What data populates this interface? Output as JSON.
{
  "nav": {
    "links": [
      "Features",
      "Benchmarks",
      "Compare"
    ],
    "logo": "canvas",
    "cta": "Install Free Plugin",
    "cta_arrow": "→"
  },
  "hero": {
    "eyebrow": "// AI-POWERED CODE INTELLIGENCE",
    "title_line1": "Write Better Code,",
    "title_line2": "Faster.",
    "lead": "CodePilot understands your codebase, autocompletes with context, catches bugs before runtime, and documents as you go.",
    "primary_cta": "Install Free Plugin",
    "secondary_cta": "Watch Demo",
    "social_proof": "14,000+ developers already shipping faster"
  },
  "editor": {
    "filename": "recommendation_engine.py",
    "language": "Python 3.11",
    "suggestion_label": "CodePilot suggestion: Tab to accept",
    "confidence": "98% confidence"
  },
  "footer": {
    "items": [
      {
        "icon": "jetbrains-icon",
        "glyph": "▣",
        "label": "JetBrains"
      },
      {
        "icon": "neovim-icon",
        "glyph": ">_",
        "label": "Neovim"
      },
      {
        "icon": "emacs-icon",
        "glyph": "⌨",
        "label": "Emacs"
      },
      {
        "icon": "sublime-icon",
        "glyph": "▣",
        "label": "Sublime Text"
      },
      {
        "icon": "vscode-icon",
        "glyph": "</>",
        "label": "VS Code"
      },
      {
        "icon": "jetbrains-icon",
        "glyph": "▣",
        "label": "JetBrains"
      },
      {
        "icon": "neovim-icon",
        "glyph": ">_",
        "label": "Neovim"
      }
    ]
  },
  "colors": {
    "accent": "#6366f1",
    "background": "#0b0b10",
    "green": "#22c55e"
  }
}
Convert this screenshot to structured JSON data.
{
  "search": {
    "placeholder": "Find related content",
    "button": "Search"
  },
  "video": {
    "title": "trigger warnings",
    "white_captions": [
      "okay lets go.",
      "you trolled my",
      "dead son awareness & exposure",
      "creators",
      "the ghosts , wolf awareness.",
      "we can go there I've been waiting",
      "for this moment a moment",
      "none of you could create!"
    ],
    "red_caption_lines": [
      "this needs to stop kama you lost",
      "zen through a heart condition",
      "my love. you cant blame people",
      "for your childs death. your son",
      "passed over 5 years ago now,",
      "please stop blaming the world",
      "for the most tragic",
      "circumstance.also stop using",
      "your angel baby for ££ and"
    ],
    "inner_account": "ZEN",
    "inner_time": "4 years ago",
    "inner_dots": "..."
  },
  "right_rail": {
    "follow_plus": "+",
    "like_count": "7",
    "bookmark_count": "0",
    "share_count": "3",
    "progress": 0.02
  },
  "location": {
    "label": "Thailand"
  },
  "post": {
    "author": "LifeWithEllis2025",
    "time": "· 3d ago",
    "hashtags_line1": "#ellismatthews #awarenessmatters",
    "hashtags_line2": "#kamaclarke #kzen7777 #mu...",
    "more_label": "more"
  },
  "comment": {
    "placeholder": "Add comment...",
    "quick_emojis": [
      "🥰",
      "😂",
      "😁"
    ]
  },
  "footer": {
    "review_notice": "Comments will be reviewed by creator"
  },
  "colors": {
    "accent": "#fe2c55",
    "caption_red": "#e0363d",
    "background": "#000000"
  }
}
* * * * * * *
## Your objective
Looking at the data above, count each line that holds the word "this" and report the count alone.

## Reply
4